This series takes a look at current trends in screenwriting and screenplay formatting, by examining the 2013 Black List scripts.
- In Part 1, I investigated the page count stats.
- In Part 2, I examined the use of bold and underlined scene headings.
The Black List 2013 – Part 3: One or Two Line Spaces before Master Scene Headings?
I was originally going to look at the prevalence of using non-standard fonts and font-sizes on title pages, but I’ll do that next time. Since I looked at the incidence of bold, underlined and bold and underlined scene headings last time, I thought it would be better to look at something somewhat related — the spacing that comes before master scene headings.
Why is the discussion somewhat related? Because I found a not-so-surprising correlation between using only one blank line space and using bold scene headings.
First, let’s look at the numbers:
- Of the 72 scripts, 59 used two blank lines before master scene headings (81.9%).
- That means 13 — used one blank line (18.1%).
- Of the 13 scripts that used one blank line space, a full 8 of them used bold scene headings (61.54%).
- That’s almost double the overall percentage of scripts that used bold scene headings this year (33.33%)! [See previous article]
So why are scripts that use a single line space almost twice as likely to use bold scene headings?
It’s simple — the whole point of having two blank line spaces is to break up the pages, inject some white space and make the script feel less dense. If you use a single line space, then adding bold to the scene heading helps to do the same thing. It visually “chunks” up the page and makes it easier for the reader to see when a new scene starts.

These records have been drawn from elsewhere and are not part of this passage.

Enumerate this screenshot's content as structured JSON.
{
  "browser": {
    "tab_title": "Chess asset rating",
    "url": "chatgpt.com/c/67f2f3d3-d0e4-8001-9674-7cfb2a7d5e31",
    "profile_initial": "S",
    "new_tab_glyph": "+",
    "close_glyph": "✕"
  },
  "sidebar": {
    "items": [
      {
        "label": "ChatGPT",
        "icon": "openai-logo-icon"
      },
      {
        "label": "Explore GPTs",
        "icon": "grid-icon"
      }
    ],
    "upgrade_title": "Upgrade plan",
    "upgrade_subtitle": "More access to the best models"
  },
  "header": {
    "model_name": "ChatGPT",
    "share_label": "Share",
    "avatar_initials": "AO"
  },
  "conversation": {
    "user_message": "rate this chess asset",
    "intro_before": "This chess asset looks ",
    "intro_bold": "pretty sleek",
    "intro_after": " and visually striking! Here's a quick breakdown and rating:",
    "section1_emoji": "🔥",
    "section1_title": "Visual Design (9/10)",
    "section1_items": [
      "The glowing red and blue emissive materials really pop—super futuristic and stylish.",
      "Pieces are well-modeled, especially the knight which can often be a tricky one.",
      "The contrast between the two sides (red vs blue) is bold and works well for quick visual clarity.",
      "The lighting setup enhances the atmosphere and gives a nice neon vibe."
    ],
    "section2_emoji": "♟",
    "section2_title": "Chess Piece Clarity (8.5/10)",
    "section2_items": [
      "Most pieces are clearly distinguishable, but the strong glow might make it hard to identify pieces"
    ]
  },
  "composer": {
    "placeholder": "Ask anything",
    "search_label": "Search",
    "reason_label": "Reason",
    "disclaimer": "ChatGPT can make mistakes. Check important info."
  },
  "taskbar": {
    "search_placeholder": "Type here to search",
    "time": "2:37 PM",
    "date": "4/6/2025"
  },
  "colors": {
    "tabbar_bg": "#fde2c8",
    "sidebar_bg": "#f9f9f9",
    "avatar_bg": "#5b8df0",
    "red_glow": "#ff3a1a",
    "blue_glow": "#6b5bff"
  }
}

Page Count and Spacing for Scene Headings
If you look at the median page count of those 13 scripts that used one blank line and compare it to the median page count of all the scripts in the 2013 Black List — the number is the same: 110 pages.
In a typical script if you change from triple-spacing (two blank lines between scenes) to double-spacing (one blank line between scenes) you can actually cut your page count by two or sometimes three pages. I may be wrong, but I suspect that at least a few of the writers opted for double spacing and bold scene headings, versus triple spacing and no bold, to lower their page count.
No readers really care if you double or triple-space your scripts (i.e. use one blank line or two before scene headings). They might not even notice. What they do notice is the amount of white space in your scripts.
If you’re consistently using 5 to 8 line paragraphs in your scene descriptions, you run the risk of irritating a reader. It won’t matter if you’ve left two blank lines between your scene headings because the script will just feel dense. Try to limit your paragraphs to 3 or 4 lines.
It’s worth pointing out that the script that topped the 2013 Black List — Holland, Michigan by Andrew Sodroski — used the bold scene headings and single blank lines approach. I have no idea as to Andrew’s thought processes, but the script clocked in at 117 pages. And 117 pages has a whole lot nicer ring to it than 120 pages — which it might have been if he had used triple-spacing (two blank lines).
Then again, he might have just liked the way it looked.